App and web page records

☆ ☆ ☆ ☆

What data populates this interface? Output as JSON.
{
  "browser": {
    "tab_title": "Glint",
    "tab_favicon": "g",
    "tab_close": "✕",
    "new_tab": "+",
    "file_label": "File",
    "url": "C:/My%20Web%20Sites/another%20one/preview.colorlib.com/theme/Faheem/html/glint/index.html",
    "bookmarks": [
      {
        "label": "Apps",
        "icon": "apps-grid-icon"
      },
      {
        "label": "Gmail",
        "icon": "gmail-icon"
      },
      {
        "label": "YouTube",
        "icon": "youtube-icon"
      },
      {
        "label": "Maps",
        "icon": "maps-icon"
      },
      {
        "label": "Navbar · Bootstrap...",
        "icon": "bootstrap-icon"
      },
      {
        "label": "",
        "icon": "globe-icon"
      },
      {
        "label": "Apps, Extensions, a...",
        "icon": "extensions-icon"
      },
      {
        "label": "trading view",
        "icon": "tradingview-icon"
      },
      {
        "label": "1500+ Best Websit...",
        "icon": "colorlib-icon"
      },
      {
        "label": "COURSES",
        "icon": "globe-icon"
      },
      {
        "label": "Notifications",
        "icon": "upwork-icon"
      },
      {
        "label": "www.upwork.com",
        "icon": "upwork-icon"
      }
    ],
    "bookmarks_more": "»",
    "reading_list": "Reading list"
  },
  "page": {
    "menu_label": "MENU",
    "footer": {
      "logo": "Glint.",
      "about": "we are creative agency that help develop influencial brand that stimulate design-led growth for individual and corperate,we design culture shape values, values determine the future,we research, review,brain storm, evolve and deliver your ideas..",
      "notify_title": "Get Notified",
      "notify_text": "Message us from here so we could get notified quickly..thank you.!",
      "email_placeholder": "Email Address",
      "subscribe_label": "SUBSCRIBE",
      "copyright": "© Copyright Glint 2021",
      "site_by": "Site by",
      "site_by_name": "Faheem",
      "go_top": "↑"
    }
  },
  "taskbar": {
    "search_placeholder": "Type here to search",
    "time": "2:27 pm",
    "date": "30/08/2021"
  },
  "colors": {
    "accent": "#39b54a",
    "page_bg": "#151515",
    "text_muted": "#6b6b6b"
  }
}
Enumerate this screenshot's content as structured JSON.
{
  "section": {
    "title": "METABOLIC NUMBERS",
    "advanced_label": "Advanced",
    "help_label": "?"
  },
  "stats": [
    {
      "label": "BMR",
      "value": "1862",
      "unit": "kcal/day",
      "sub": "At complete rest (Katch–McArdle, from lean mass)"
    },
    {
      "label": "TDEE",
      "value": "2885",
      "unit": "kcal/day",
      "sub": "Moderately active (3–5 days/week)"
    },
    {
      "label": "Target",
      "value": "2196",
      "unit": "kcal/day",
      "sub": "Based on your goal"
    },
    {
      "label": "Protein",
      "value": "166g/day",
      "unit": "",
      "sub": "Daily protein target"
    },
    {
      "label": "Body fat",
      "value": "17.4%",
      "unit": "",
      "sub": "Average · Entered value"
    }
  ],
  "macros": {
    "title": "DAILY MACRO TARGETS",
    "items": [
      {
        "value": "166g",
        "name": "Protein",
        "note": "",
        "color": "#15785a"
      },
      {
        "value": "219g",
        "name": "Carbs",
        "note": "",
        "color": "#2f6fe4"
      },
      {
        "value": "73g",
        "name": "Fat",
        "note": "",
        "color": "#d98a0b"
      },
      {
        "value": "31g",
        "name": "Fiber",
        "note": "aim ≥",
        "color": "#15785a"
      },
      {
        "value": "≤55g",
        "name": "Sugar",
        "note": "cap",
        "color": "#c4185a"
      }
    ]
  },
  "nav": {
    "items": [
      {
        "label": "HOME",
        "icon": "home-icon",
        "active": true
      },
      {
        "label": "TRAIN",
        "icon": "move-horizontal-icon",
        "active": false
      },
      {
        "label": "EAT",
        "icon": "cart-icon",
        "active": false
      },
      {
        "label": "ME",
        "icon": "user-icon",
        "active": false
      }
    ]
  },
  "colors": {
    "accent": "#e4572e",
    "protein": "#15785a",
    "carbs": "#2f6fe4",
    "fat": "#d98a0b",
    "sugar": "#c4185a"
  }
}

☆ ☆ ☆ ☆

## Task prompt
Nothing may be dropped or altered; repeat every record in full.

## Exercise solution
What data populates this interface? Output as JSON.
{
  "browser": {
    "tab_title": "Glint",
    "tab_favicon": "g",
    "tab_close": "✕",
    "new_tab": "+",
    "file_label": "File",
    "url": "C:/My%20Web%20Sites/another%20one/preview.colorlib.com/theme/Faheem/html/glint/index.html",
    "bookmarks": [
      {
        "label": "Apps",
        "icon": "apps-grid-icon"
      },
      {
        "label": "Gmail",
        "icon": "gmail-icon"
      },
      {
        "label": "YouTube",
        "icon": "youtube-icon"
      },
      {
        "label": "Maps",
        "icon": "maps-icon"
      },
      {
        "label": "Navbar · Bootstrap...",
        "icon": "bootstrap-icon"
      },
      {
        "label": "",
        "icon": "globe-icon"
      },
      {
        "label": "Apps, Extensions, a...",
        "icon": "extensions-icon"
      },
      {
        "label": "trading view",
        "icon": "tradingview-icon"
      },
      {
        "label": "1500+ Best Websit...",
        "icon": "colorlib-icon"
      },
      {
        "label": "COURSES",
        "icon": "globe-icon"
      },
      {
        "label": "Notifications",
        "icon": "upwork-icon"
      },
      {
        "label": "www.upwork.com",
        "icon": "upwork-icon"
      }
    ],
    "bookmarks_more": "»",
    "reading_list": "Reading list"
  },
  "page": {
    "menu_label": "MENU",
    "footer": {
      "logo": "Glint.",
      "about": "we are creative agency that help develop influencial brand that stimulate design-led growth for individual and corperate,we design culture shape values, values determine the future,we research, review,brain storm, evolve and deliver your ideas..",
      "notify_title": "Get Notified",
      "notify_text": "Message us from here so we could get notified quickly..thank you.!",
      "email_placeholder": "Email Address",
      "subscribe_label": "SUBSCRIBE",
      "copyright": "© Copyright Glint 2021",
      "site_by": "Site by",
      "site_by_name": "Faheem",
      "go_top": "↑"
    }
  },
  "taskbar": {
    "search_placeholder": "Type here to search",
    "time": "2:27 pm",
    "date": "30/08/2021"
  },
  "colors": {
    "accent": "#39b54a",
    "page_bg": "#151515",
    "text_muted": "#6b6b6b"
  }
}
Enumerate this screenshot's content as structured JSON.
{
  "section": {
    "title": "METABOLIC NUMBERS",
    "advanced_label": "Advanced",
    "help_label": "?"
  },
  "stats": [
    {
      "label": "BMR",
      "value": "1862",
      "unit": "kcal/day",
      "sub": "At complete rest (Katch–McArdle, from lean mass)"
    },
    {
      "label": "TDEE",
      "value": "2885",
      "unit": "kcal/day",
      "sub": "Moderately active (3–5 days/week)"
    },
    {
      "label": "Target",
      "value": "2196",
      "unit": "kcal/day",
      "sub": "Based on your goal"
    },
    {
      "label": "Protein",
      "value": "166g/day",
      "unit": "",
      "sub": "Daily protein target"
    },
    {
      "label": "Body fat",
      "value": "17.4%",
      "unit": "",
      "sub": "Average · Entered value"
    }
  ],
  "macros": {
    "title": "DAILY MACRO TARGETS",
    "items": [
      {
        "value": "166g",
        "name": "Protein",
        "note": "",
        "color": "#15785a"
      },
      {
        "value": "219g",
        "name": "Carbs",
        "note": "",
        "color": "#2f6fe4"
      },
      {
        "value": "73g",
        "name": "Fat",
        "note": "",
        "color": "#d98a0b"
      },
      {
        "value": "31g",
        "name": "Fiber",
        "note": "aim ≥",
        "color": "#15785a"
      },
      {
        "value": "≤55g",
        "name": "Sugar",
        "note": "cap",
        "color": "#c4185a"
      }
    ]
  },
  "nav": {
    "items": [
      {
        "label": "HOME",
        "icon": "home-icon",
        "active": true
      },
      {
        "label": "TRAIN",
        "icon": "move-horizontal-icon",
        "active": false
      },
      {
        "label": "EAT",
        "icon": "cart-icon",
        "active": false
      },
      {
        "label": "ME",
        "icon": "user-icon",
        "active": false
      }
    ]
  },
  "colors": {
    "accent": "#e4572e",
    "protein": "#15785a",
    "carbs": "#2f6fe4",
    "fat": "#d98a0b",
    "sugar": "#c4185a"
  }
}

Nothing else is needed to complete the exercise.